■ Exercise description ■
Copy, from the data below, each line that has the word "MICROUNI".

Segment Start: Data for analysis

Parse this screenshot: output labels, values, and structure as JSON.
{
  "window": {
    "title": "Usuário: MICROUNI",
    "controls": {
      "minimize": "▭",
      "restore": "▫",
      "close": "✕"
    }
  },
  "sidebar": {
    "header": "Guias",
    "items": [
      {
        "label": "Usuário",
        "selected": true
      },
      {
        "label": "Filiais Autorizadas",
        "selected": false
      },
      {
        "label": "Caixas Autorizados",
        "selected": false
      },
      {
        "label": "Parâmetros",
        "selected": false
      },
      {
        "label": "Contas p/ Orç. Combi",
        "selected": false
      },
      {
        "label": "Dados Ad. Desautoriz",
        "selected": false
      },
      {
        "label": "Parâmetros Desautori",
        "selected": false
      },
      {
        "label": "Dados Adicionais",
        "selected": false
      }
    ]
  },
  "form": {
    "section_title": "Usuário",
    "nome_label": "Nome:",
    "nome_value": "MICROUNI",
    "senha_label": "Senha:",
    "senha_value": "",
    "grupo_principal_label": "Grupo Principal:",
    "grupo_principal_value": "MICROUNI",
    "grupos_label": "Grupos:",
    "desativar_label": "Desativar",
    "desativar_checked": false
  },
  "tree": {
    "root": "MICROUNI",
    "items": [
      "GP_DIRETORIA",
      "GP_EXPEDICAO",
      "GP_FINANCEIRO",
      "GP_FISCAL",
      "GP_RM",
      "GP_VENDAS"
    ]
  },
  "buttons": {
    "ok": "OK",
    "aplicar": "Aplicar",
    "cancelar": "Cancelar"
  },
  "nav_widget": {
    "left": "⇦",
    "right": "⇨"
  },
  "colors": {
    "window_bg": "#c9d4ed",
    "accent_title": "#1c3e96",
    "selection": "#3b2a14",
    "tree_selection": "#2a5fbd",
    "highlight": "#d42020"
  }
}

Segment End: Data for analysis

■ Response to this task ■
    "title": "Usuário: MICROUNI",
    "nome_value": "MICROUNI",
    "grupo_principal_value": "MICROUNI",
    "root": "MICROUNI",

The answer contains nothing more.